**RAW DATA:**
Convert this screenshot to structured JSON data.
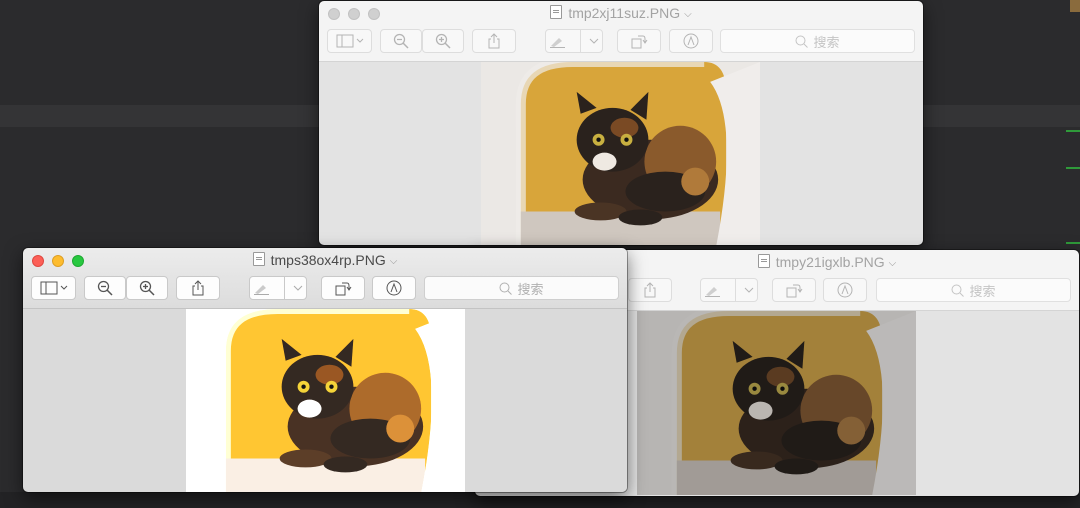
{
  "windows": [
    {
      "id": "back",
      "title": "tmp2xj11suz.PNG",
      "active": false,
      "search_placeholder": "搜索"
    },
    {
      "id": "right",
      "title": "tmpy21igxlb.PNG",
      "active": false,
      "search_placeholder": "搜索"
    },
    {
      "id": "front",
      "title": "tmps38ox4rp.PNG",
      "active": true,
      "search_placeholder": "搜索"
    }
  ],
  "photo": {
    "subject": "tortoiseshell cat in cat tree hole",
    "colors": {
      "wall": "#d8a53a",
      "fur_edge": "#ececec",
      "cat_dark": "#2a221d",
      "cat_orange": "#9a6a35",
      "eye": "#c8b040"
    }
  },
  "icons": {
    "sidebar": "sidebar-icon",
    "zoom_out": "zoom-out-icon",
    "zoom_in": "zoom-in-icon",
    "share": "share-icon",
    "highlight": "highlighter-icon",
    "rotate": "rotate-icon",
    "markup": "markup-icon",
    "search": "magnifier-icon"
  }
}
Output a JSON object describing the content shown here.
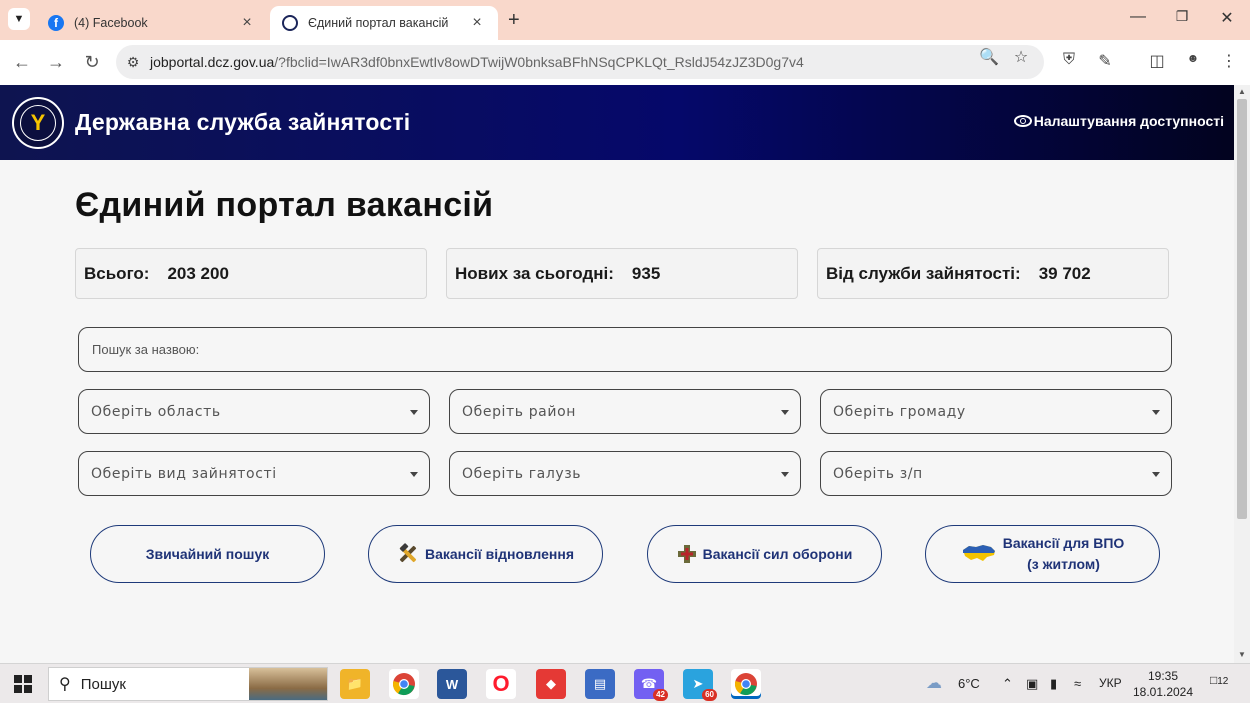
{
  "browser": {
    "tabs": [
      {
        "title": "(4) Facebook",
        "favicon": "facebook-icon"
      },
      {
        "title": "Єдиний портал вакансій",
        "favicon": "dsz-logo-icon"
      }
    ],
    "url_host": "jobportal.dcz.gov.ua",
    "url_rest": "/?fbclid=IwAR3df0bnxEwtIv8owDTwijW0bnksaBFhNSqCPKLQt_RsldJ54zJZ3D0g7v4"
  },
  "header": {
    "site_title": "Державна служба зайнятості",
    "accessibility_label": "Налаштування доступності"
  },
  "main": {
    "title": "Єдиний портал вакансій",
    "stats": [
      {
        "label": "Всього:",
        "value": "203 200"
      },
      {
        "label": "Нових за сьогодні:",
        "value": "935"
      },
      {
        "label": "Від служби зайнятості:",
        "value": "39 702"
      }
    ],
    "search_placeholder": "Пошук за назвою:",
    "filters": [
      "Оберіть область",
      "Оберіть район",
      "Оберіть громаду",
      "Оберіть вид зайнятості",
      "Оберіть галузь",
      "Оберіть з/п"
    ],
    "buttons": {
      "regular_search": "Звичайний пошук",
      "reconstruction": "Вакансії відновлення",
      "defense": "Вакансії сил оборони",
      "idp_line1": "Вакансії для ВПО",
      "idp_line2": "(з житлом)"
    }
  },
  "taskbar": {
    "search_label": "Пошук",
    "weather": "6°C",
    "language": "УКР",
    "time": "19:35",
    "date": "18.01.2024",
    "notifications": "12",
    "viber_badge": "42",
    "telegram_badge": "60"
  }
}
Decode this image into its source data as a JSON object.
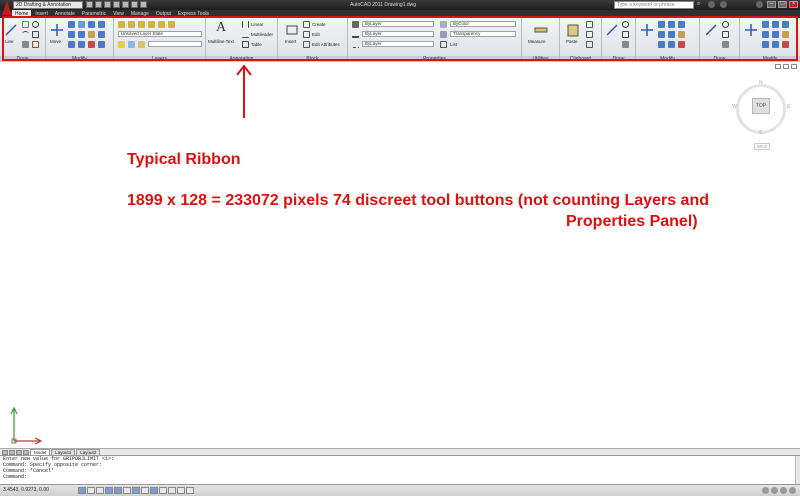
{
  "titlebar": {
    "workspace": "2D Drafting & Annotation",
    "title": "AutoCAD 2011   Drawing1.dwg",
    "search_placeholder": "Type a keyword or phrase"
  },
  "tabs": [
    "Home",
    "Insert",
    "Annotate",
    "Parametric",
    "View",
    "Manage",
    "Output",
    "Express Tools"
  ],
  "ribbon": {
    "panels": [
      {
        "title": "Draw"
      },
      {
        "title": "Modify"
      },
      {
        "title": "Layers"
      },
      {
        "title": "Annotation"
      },
      {
        "title": "Block"
      },
      {
        "title": "Properties"
      },
      {
        "title": "Utilities"
      },
      {
        "title": "Clipboard"
      },
      {
        "title": "Draw"
      },
      {
        "title": "Modify"
      },
      {
        "title": "Draw"
      },
      {
        "title": "Modify"
      }
    ],
    "labels": {
      "line": "Line",
      "move": "Move",
      "multiline_text": "Multiline Text",
      "linear": "Linear",
      "multileader": "Multileader",
      "table": "Table",
      "insert": "Insert",
      "create": "Create",
      "edit": "Edit",
      "edit_attributes": "Edit Attributes",
      "measure": "Measure",
      "paste": "Paste",
      "layer_state": "Unsaved Layer State",
      "bylayer": "ByLayer",
      "byname": "ByLayer",
      "bycolor": "ByColor",
      "transparency": "Transparency",
      "list": "List"
    }
  },
  "annotations": {
    "heading": "Typical Ribbon",
    "line1": "1899 x 128 = 233072 pixels  74 discreet tool buttons  (not counting Layers and",
    "line2": "Properties Panel)"
  },
  "viewcube": {
    "top": "TOP",
    "north": "N",
    "south": "S",
    "east": "E",
    "west": "W",
    "wcs": "WCS"
  },
  "layout_tabs": [
    "Model",
    "Layout1",
    "Layout2"
  ],
  "command_lines": [
    "Enter new value for GRIPOBJLIMIT <1>:",
    "Command: Specify opposite corner:",
    "Command: *Cancel*",
    "Command:"
  ],
  "statusbar": {
    "coords": "3.4543, 0.9273, 0.00"
  },
  "colors": {
    "annotation": "#e01010",
    "ribbon_bg": "#e6e9ed",
    "title_bg": "#2a2a2a"
  }
}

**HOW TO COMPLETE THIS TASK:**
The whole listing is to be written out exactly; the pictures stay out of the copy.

**SOLUTION TO THIS PROBLEM:**
Convert this screenshot to structured JSON data.
{
  "windows": [
    {
      "id": "back",
      "title": "tmp2xj11suz.PNG",
      "active": false,
      "search_placeholder": "搜索"
    },
    {
      "id": "right",
      "title": "tmpy21igxlb.PNG",
      "active": false,
      "search_placeholder": "搜索"
    },
    {
      "id": "front",
      "title": "tmps38ox4rp.PNG",
      "active": true,
      "search_placeholder": "搜索"
    }
  ],
  "photo": {
    "subject": "tortoiseshell cat in cat tree hole",
    "colors": {
      "wall": "#d8a53a",
      "fur_edge": "#ececec",
      "cat_dark": "#2a221d",
      "cat_orange": "#9a6a35",
      "eye": "#c8b040"
    }
  },
  "icons": {
    "sidebar": "sidebar-icon",
    "zoom_out": "zoom-out-icon",
    "zoom_in": "zoom-in-icon",
    "share": "share-icon",
    "highlight": "highlighter-icon",
    "rotate": "rotate-icon",
    "markup": "markup-icon",
    "search": "magnifier-icon"
  }
}
Output a JSON object describing the content shown here.
{
  "browser": {
    "tabs": [
      {
        "title": "(4) Facebook",
        "favicon": "facebook-icon"
      },
      {
        "title": "Єдиний портал вакансій",
        "favicon": "dsz-logo-icon"
      }
    ],
    "url_host": "jobportal.dcz.gov.ua",
    "url_rest": "/?fbclid=IwAR3df0bnxEwtIv8owDTwijW0bnksaBFhNSqCPKLQt_RsldJ54zJZ3D0g7v4"
  },
  "header": {
    "site_title": "Державна служба зайнятості",
    "accessibility_label": "Налаштування доступності"
  },
  "main": {
    "title": "Єдиний портал вакансій",
    "stats": [
      {
        "label": "Всього:",
        "value": "203 200"
      },
      {
        "label": "Нових за сьогодні:",
        "value": "935"
      },
      {
        "label": "Від служби зайнятості:",
        "value": "39 702"
      }
    ],
    "search_placeholder": "Пошук за назвою:",
    "filters": [
      "Оберіть область",
      "Оберіть район",
      "Оберіть громаду",
      "Оберіть вид зайнятості",
      "Оберіть галузь",
      "Оберіть з/п"
    ],
    "buttons": {
      "regular_search": "Звичайний пошук",
      "reconstruction": "Вакансії відновлення",
      "defense": "Вакансії сил оборони",
      "idp_line1": "Вакансії для ВПО",
      "idp_line2": "(з житлом)"
    }
  },
  "taskbar": {
    "search_label": "Пошук",
    "weather": "6°C",
    "language": "УКР",
    "time": "19:35",
    "date": "18.01.2024",
    "notifications": "12",
    "viber_badge": "42",
    "telegram_badge": "60"
  }
}
Decode this image into its source data as a JSON object.
{
  "titlebar": {
    "workspace": "2D Drafting & Annotation",
    "title": "AutoCAD 2011   Drawing1.dwg",
    "search_placeholder": "Type a keyword or phrase"
  },
  "tabs": [
    "Home",
    "Insert",
    "Annotate",
    "Parametric",
    "View",
    "Manage",
    "Output",
    "Express Tools"
  ],
  "ribbon": {
    "panels": [
      {
        "title": "Draw"
      },
      {
        "title": "Modify"
      },
      {
        "title": "Layers"
      },
      {
        "title": "Annotation"
      },
      {
        "title": "Block"
      },
      {
        "title": "Properties"
      },
      {
        "title": "Utilities"
      },
      {
        "title": "Clipboard"
      },
      {
        "title": "Draw"
      },
      {
        "title": "Modify"
      },
      {
        "title": "Draw"
      },
      {
        "title": "Modify"
      }
    ],
    "labels": {
      "line": "Line",
      "move": "Move",
      "multiline_text": "Multiline Text",
      "linear": "Linear",
      "multileader": "Multileader",
      "table": "Table",
      "insert": "Insert",
      "create": "Create",
      "edit": "Edit",
      "edit_attributes": "Edit Attributes",
      "measure": "Measure",
      "paste": "Paste",
      "layer_state": "Unsaved Layer State",
      "bylayer": "ByLayer",
      "byname": "ByLayer",
      "bycolor": "ByColor",
      "transparency": "Transparency",
      "list": "List"
    }
  },
  "annotations": {
    "heading": "Typical Ribbon",
    "line1": "1899 x 128 = 233072 pixels  74 discreet tool buttons  (not counting Layers and",
    "line2": "Properties Panel)"
  },
  "viewcube": {
    "top": "TOP",
    "north": "N",
    "south": "S",
    "east": "E",
    "west": "W",
    "wcs": "WCS"
  },
  "layout_tabs": [
    "Model",
    "Layout1",
    "Layout2"
  ],
  "command_lines": [
    "Enter new value for GRIPOBJLIMIT <1>:",
    "Command: Specify opposite corner:",
    "Command: *Cancel*",
    "Command:"
  ],
  "statusbar": {
    "coords": "3.4543, 0.9273, 0.00"
  },
  "colors": {
    "annotation": "#e01010",
    "ribbon_bg": "#e6e9ed",
    "title_bg": "#2a2a2a"
  }
}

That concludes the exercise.